Please, could you print all the lines below exactly, leaving out the pictures?

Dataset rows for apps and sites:
########################################
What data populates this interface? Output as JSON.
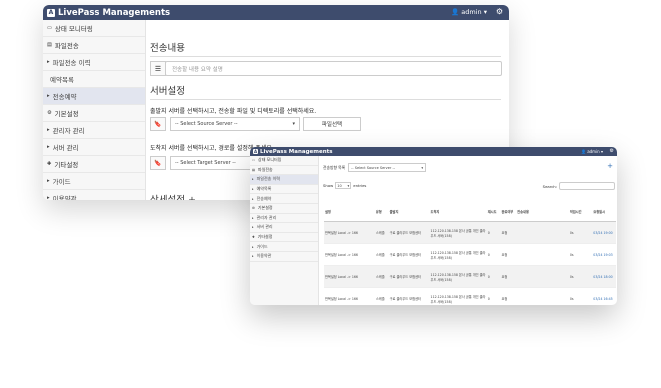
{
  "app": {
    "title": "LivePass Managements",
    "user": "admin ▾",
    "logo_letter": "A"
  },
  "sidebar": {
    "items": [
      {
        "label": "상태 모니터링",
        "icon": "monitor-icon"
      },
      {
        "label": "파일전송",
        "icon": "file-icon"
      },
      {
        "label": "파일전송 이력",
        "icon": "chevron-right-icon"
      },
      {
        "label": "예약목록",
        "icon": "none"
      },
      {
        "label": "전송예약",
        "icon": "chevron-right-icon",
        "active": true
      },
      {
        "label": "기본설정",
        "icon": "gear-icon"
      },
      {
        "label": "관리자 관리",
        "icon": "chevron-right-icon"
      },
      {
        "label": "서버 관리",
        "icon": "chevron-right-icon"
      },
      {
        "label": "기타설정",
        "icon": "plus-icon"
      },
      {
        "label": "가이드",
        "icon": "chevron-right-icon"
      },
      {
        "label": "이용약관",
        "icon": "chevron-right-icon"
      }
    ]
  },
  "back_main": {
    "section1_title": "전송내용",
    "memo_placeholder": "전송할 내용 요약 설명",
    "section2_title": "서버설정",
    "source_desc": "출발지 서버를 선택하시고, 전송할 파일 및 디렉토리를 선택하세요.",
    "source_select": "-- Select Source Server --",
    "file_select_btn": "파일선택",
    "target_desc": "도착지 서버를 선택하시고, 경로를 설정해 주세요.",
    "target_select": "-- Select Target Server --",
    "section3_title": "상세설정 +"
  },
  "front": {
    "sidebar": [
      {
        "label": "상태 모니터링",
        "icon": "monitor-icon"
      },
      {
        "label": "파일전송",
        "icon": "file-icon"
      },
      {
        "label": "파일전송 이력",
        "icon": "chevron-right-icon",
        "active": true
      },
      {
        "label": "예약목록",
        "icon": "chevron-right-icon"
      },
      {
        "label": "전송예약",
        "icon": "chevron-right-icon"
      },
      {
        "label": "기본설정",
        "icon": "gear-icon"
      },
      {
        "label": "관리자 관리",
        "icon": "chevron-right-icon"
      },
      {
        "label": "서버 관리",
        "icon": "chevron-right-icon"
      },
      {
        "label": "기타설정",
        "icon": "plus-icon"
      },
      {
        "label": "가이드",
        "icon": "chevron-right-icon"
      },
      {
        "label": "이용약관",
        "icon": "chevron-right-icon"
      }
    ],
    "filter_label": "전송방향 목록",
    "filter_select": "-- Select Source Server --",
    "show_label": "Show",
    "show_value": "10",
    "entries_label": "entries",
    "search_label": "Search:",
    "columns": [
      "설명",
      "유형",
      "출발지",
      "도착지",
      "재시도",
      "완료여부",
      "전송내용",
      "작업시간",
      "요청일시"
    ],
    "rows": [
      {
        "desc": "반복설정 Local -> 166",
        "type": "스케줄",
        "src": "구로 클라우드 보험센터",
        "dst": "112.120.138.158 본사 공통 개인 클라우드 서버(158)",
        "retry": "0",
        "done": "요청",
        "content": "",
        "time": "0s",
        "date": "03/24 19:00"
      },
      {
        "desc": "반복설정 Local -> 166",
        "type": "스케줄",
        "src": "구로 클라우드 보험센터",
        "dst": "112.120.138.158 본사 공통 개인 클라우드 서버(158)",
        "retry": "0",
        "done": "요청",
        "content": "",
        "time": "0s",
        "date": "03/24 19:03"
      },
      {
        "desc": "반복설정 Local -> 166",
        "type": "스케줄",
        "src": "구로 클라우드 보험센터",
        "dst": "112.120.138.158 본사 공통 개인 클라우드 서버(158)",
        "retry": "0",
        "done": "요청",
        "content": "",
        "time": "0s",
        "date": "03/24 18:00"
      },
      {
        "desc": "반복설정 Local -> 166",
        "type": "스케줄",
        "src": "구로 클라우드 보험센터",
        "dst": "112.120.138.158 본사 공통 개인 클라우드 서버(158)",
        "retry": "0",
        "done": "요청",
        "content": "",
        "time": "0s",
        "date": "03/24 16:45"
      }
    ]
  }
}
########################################
**EXPECTED ANSWER**
What data populates this interface? Output as JSON.
{
  "app": {
    "title": "LivePass Managements",
    "user": "admin ▾",
    "logo_letter": "A"
  },
  "sidebar": {
    "items": [
      {
        "label": "상태 모니터링",
        "icon": "monitor-icon"
      },
      {
        "label": "파일전송",
        "icon": "file-icon"
      },
      {
        "label": "파일전송 이력",
        "icon": "chevron-right-icon"
      },
      {
        "label": "예약목록",
        "icon": "none"
      },
      {
        "label": "전송예약",
        "icon": "chevron-right-icon",
        "active": true
      },
      {
        "label": "기본설정",
        "icon": "gear-icon"
      },
      {
        "label": "관리자 관리",
        "icon": "chevron-right-icon"
      },
      {
        "label": "서버 관리",
        "icon": "chevron-right-icon"
      },
      {
        "label": "기타설정",
        "icon": "plus-icon"
      },
      {
        "label": "가이드",
        "icon": "chevron-right-icon"
      },
      {
        "label": "이용약관",
        "icon": "chevron-right-icon"
      }
    ]
  },
  "back_main": {
    "section1_title": "전송내용",
    "memo_placeholder": "전송할 내용 요약 설명",
    "section2_title": "서버설정",
    "source_desc": "출발지 서버를 선택하시고, 전송할 파일 및 디렉토리를 선택하세요.",
    "source_select": "-- Select Source Server --",
    "file_select_btn": "파일선택",
    "target_desc": "도착지 서버를 선택하시고, 경로를 설정해 주세요.",
    "target_select": "-- Select Target Server --",
    "section3_title": "상세설정 +"
  },
  "front": {
    "sidebar": [
      {
        "label": "상태 모니터링",
        "icon": "monitor-icon"
      },
      {
        "label": "파일전송",
        "icon": "file-icon"
      },
      {
        "label": "파일전송 이력",
        "icon": "chevron-right-icon",
        "active": true
      },
      {
        "label": "예약목록",
        "icon": "chevron-right-icon"
      },
      {
        "label": "전송예약",
        "icon": "chevron-right-icon"
      },
      {
        "label": "기본설정",
        "icon": "gear-icon"
      },
      {
        "label": "관리자 관리",
        "icon": "chevron-right-icon"
      },
      {
        "label": "서버 관리",
        "icon": "chevron-right-icon"
      },
      {
        "label": "기타설정",
        "icon": "plus-icon"
      },
      {
        "label": "가이드",
        "icon": "chevron-right-icon"
      },
      {
        "label": "이용약관",
        "icon": "chevron-right-icon"
      }
    ],
    "filter_label": "전송방향 목록",
    "filter_select": "-- Select Source Server --",
    "show_label": "Show",
    "show_value": "10",
    "entries_label": "entries",
    "search_label": "Search:",
    "columns": [
      "설명",
      "유형",
      "출발지",
      "도착지",
      "재시도",
      "완료여부",
      "전송내용",
      "작업시간",
      "요청일시"
    ],
    "rows": [
      {
        "desc": "반복설정 Local -> 166",
        "type": "스케줄",
        "src": "구로 클라우드 보험센터",
        "dst": "112.120.138.158 본사 공통 개인 클라우드 서버(158)",
        "retry": "0",
        "done": "요청",
        "content": "",
        "time": "0s",
        "date": "03/24 19:00"
      },
      {
        "desc": "반복설정 Local -> 166",
        "type": "스케줄",
        "src": "구로 클라우드 보험센터",
        "dst": "112.120.138.158 본사 공통 개인 클라우드 서버(158)",
        "retry": "0",
        "done": "요청",
        "content": "",
        "time": "0s",
        "date": "03/24 19:03"
      },
      {
        "desc": "반복설정 Local -> 166",
        "type": "스케줄",
        "src": "구로 클라우드 보험센터",
        "dst": "112.120.138.158 본사 공통 개인 클라우드 서버(158)",
        "retry": "0",
        "done": "요청",
        "content": "",
        "time": "0s",
        "date": "03/24 18:00"
      },
      {
        "desc": "반복설정 Local -> 166",
        "type": "스케줄",
        "src": "구로 클라우드 보험센터",
        "dst": "112.120.138.158 본사 공통 개인 클라우드 서버(158)",
        "retry": "0",
        "done": "요청",
        "content": "",
        "time": "0s",
        "date": "03/24 16:45"
      }
    ]
  }
}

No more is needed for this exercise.